• _Task_
What is the count of lines in the data that hold the string "columnas"? State the number alone.

• _Records supplied_
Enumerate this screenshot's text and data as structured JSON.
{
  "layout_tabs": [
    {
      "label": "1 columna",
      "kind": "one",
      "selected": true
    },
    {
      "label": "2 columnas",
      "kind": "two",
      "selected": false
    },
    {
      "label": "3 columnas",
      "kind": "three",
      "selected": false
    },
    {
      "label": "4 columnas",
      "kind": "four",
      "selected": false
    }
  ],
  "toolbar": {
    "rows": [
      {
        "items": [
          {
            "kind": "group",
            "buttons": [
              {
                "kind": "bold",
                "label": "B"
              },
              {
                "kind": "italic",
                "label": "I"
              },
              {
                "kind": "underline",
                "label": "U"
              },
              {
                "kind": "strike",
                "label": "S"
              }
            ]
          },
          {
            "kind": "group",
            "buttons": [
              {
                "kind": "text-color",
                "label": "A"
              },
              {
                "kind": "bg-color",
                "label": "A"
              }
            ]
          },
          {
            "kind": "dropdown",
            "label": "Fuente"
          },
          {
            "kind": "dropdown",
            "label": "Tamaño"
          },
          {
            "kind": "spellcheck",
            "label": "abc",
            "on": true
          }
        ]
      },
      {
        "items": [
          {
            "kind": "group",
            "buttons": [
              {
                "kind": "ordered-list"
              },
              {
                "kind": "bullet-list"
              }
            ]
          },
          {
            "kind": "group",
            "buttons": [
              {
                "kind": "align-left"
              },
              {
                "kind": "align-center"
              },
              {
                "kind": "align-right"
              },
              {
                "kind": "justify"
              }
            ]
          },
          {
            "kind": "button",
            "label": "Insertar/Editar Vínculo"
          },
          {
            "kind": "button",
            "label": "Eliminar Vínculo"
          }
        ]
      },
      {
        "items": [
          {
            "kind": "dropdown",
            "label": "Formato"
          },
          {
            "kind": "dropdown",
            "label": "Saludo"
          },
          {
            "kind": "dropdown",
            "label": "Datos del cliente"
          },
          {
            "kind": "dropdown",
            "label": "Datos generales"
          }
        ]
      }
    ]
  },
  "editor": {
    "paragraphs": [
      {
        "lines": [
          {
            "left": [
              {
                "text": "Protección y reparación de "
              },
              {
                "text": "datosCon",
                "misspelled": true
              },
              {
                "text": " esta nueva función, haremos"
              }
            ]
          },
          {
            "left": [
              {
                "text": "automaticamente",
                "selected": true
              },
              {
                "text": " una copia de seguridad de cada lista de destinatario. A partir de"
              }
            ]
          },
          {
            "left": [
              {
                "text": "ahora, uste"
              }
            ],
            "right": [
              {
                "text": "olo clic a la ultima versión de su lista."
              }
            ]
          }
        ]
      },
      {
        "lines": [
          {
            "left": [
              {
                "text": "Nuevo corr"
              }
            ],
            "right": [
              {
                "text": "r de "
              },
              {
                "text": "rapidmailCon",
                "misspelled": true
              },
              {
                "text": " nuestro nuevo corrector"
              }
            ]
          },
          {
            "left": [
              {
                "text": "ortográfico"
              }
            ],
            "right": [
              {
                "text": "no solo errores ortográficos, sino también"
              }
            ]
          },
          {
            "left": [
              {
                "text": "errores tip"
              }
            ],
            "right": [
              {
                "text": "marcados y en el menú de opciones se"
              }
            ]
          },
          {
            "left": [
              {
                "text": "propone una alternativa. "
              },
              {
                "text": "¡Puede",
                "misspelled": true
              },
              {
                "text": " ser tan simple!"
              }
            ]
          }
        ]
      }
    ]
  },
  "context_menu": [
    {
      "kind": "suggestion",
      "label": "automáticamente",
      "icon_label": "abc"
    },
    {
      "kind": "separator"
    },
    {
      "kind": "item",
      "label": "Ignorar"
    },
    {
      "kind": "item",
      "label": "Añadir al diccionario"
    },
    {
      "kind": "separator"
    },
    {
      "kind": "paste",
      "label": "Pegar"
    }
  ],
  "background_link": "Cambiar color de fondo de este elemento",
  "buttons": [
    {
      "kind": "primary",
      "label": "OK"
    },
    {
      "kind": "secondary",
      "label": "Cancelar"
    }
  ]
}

• _Written response_
3